Instagram’s safe spaces just got a little safer.
Instagram (along with other social media platforms, like Tumblr and Twitter) has become a space for both organized and individual self-expression. Communities that focus on issues like body image, eating disorder awareness and mental health have flourished on the platform. Now Instagram wants to keep these spaces intact (and arguably make them even more meaningful and effective) by identifying people who need help beyond a positive hashtag.
The platform has created new tools to identify such users and connect them with the appropriate resources. For example, Instagram is launching a support button, which will pop up when a user searchers hashtags or terms that are associated with self-harm. If a user indicates that they need further support, she or he will be connected to specific helplines, tip pages and even other friends on Instagram.
If users search terms related directly to self-harm or suicide, they will be redirected to a help page. Additionally, if a friend notices a concerning post, they can anonymously report it to Instagram. The person who posted the flagged content will receive this message: “Someone saw one of your posts and thinks you might be going through a difficult time. If you need support, we’d like to help.” That user can then choose to be directed to a help page or “skip” the message.
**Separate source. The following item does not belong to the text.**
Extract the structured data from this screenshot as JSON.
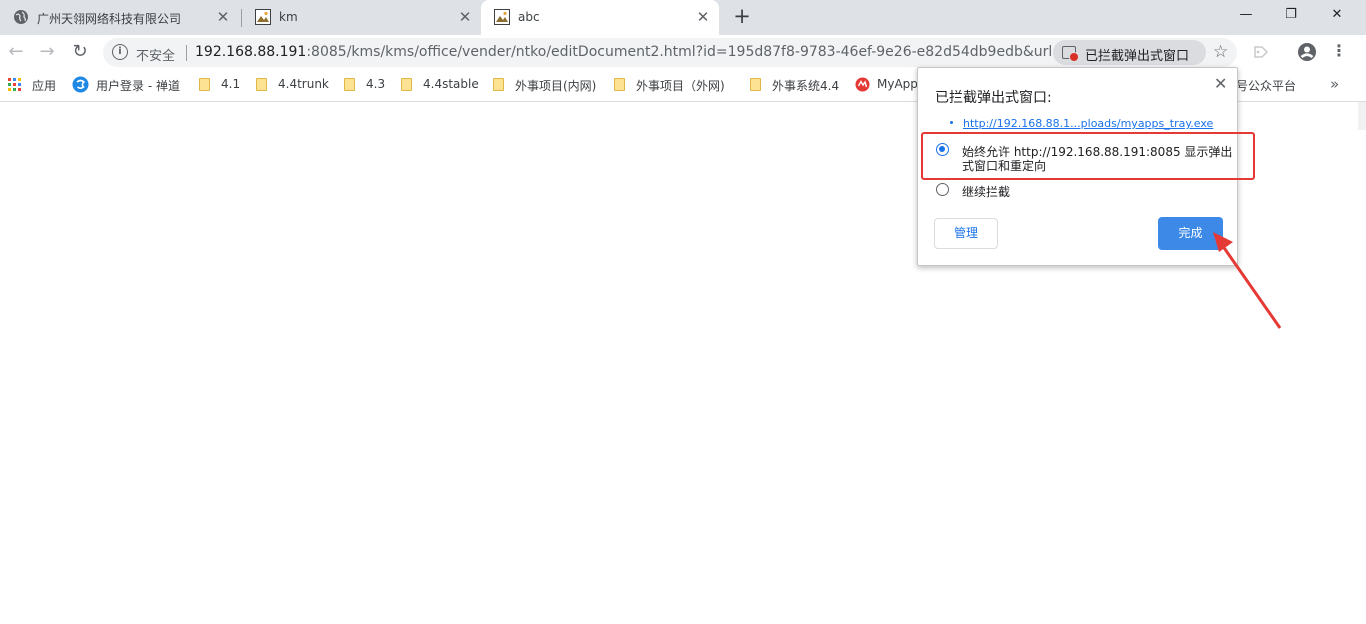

Instagram will have teams working 24 hours a day to review these reports in order to prioritize and respond as quickly as possible.
Below is what a user will see if a friend flags a posts as concerning.
Below is what a user will see if she/he searches a hashtag or term related to self-harm.
In addition to launching these tools, as part of their partnership with Seventeen, Instagram hopes to actively promote positive body image and self-love using the hashtag #PerfectlyMe. Users can post photos of themselves with the hashtag to show their support for body positivity and self-confidence.
COO of Instagram, Marne Levine, explained to The Huffington Post why this initiative is so important to young women specifically.
“Young women and teens, especially, have so many incredible stories to tell,” she said. “We want to make it easier for them to do that and to build a platform where they are surrounded by a community that celebrates and supports them.”
Levine added that keeping the platform ― and the communities that have formed on it ― safe and positive is one of the most important goals for Instagram.
“Instagram is where people go to tell their visual stories,” Levine said. “It is important that they feel safe and comfortable and have control over what they share. When people are able to be open and honest, they can find incredible communities of support on the platform.”
Scroll below to see a few #PerfectlyMe images.
Head over to Instagram to see more images from the #PerfectlyMe hashtag.
If you’re struggling with an eating disorder, call the National Eating Disorder Association hotline at 1-800-931-2237.